The coronavirus has killed an estimated 1,300 babies in Brazil since the beginning of the pandemic, even though there’s overwhelming evidence showing that Covid-19 rarely kills young children.
While data from the Brazilian Ministry of Health suggests that over 800 children under the age of 9 have died of Covid-19, including about 500 babies, experts say the death toll among children is higher due to issues with underreporting cases stemming from a lack of widespread coronavirus testing, according to the BBC, who first reported the story.
Leading epidemiologist Dr Fatima Marinho from the University of São Paolo, who is also a senior adviser to the international non-governmental organization Vital Strategies, estimates that the virus has killed 2,060 children under 9, including 1,302 babies. Her estimate is based on the number of excess deaths by an unspecified acute respiratory syndrome among Brazilian children during the pandemic.
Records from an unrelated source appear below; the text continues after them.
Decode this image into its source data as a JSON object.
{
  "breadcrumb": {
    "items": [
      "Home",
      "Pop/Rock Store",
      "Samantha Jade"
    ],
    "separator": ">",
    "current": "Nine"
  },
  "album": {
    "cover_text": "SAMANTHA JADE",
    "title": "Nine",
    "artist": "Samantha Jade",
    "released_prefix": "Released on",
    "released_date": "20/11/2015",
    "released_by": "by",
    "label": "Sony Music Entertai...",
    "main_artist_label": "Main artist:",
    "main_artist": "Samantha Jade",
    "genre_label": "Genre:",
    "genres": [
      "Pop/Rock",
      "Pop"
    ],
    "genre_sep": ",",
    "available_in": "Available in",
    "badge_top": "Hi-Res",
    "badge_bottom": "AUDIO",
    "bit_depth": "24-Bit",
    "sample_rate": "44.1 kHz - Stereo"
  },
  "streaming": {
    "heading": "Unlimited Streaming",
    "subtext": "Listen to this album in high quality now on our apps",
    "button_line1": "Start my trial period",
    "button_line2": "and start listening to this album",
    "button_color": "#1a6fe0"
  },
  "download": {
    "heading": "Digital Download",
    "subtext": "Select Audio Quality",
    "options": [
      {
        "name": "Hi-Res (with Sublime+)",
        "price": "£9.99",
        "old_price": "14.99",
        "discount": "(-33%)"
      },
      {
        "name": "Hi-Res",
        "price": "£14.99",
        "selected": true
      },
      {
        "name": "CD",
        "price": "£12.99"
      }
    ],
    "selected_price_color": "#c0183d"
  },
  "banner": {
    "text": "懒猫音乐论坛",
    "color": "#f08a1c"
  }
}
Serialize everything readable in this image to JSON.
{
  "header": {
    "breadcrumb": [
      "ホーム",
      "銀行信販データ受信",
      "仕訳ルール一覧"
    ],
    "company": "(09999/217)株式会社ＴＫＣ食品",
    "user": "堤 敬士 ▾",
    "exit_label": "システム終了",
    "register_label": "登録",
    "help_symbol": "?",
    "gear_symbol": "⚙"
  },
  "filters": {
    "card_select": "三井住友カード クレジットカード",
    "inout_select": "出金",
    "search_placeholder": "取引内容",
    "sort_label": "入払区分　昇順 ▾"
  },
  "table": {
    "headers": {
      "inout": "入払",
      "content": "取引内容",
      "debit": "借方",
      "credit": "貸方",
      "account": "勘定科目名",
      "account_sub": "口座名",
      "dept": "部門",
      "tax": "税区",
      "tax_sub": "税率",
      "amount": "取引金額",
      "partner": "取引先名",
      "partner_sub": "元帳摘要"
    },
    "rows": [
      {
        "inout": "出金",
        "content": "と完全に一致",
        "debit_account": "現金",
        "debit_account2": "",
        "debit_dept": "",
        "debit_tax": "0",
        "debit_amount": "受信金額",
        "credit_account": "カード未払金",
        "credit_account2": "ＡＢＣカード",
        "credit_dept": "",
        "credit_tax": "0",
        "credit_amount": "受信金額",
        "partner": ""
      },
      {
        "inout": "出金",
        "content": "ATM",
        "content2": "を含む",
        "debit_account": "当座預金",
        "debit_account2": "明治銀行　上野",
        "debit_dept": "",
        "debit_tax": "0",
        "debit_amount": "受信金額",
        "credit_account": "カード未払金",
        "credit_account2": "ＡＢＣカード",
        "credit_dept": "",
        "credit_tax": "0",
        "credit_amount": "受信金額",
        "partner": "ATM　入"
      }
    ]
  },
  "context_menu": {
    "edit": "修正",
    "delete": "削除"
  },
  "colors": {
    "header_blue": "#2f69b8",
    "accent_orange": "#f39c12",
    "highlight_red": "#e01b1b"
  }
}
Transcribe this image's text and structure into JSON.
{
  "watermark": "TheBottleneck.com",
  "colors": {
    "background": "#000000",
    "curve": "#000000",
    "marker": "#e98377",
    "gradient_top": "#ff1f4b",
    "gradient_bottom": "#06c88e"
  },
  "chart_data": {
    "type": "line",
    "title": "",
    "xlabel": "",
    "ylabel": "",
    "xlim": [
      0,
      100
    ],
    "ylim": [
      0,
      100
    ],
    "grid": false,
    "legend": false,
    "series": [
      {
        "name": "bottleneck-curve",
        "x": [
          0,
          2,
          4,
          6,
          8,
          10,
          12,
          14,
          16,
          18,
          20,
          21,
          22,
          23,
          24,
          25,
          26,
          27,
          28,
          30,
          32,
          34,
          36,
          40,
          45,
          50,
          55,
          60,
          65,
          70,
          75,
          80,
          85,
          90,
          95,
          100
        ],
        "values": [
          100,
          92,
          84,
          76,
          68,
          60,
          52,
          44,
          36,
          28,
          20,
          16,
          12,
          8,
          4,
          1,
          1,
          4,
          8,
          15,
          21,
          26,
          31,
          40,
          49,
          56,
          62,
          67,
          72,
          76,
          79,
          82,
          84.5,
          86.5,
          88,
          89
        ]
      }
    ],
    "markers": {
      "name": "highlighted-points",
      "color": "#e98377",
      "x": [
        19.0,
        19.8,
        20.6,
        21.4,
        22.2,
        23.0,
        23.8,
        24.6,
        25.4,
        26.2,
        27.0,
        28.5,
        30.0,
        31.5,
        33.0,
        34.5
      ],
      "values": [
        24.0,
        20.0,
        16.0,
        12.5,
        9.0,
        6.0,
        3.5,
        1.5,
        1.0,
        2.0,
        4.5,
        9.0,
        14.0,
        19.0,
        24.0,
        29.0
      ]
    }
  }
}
There is a misconception that children are at zero risks for Covid-19, Marinho told BBC after she found that there have been 10 times more deaths by an unexplained respiratory syndrome over the past year compared to previous years.
Marinho added that, throughout her research, she has seen a rise in cases of the multi-system inflammatory syndrome among Brazilian children. The rare syndrome is a newly identified and serious health condition associated with the virus that causes Covid-19 infections. It tends to affect children up to six weeks after they are infected with the coronavirus.
The grim news comes as Brazil becomes the country with the second-highest number of Covid-19 deaths, with more than 361,000 lives lost to the virus since the pandemic began —the most deaths in the world after the United States.
Médecins Sans Frontières, Doctors Without Borders in English, said on Thursday that the Brazilian government’s “failed response” to the pandemic has led to thousands of avoidable deaths.
“More than one year into the Covid-19 pandemic, the failed response in Brazil has caused a humanitarian catastrophe,” Christos Christou, president of Doctors Without Borders, said during a briefing with reporters. “Each week there is a grim new record of deaths and infections — the hospitals are overflowing and yet there is still no coordinated centralized response.”
Just last week, more than a quarter of all global coronavirus deaths were in Brazil. Christou said he expects the situation in Brazil to get worse in the upcoming weeks if nothing changes.
So far, right-wing President Jair Bolsonaro has opposed lockdowns and has held large events in which he often does not wear a mask. He has only recently embraced vaccines as a possible solution.
Experts in Brazil say that low coronavirus testing rates, lack of contact tracing efforts, and shortage of vaccines have contributed to a rise in cases and deaths. They have also have increased the risk of exposure, and potential death, among more Brazilian babies and children.
“Their refusal to adapt evidence-based public health measures has sent far too many to an early grave. The response in Brazil needs an urgent, science-based and well-coordinated reset to prevent further avoidable deaths and the destruction of the once prestigious Brazilian health system,” Christou said in a statement Thursday.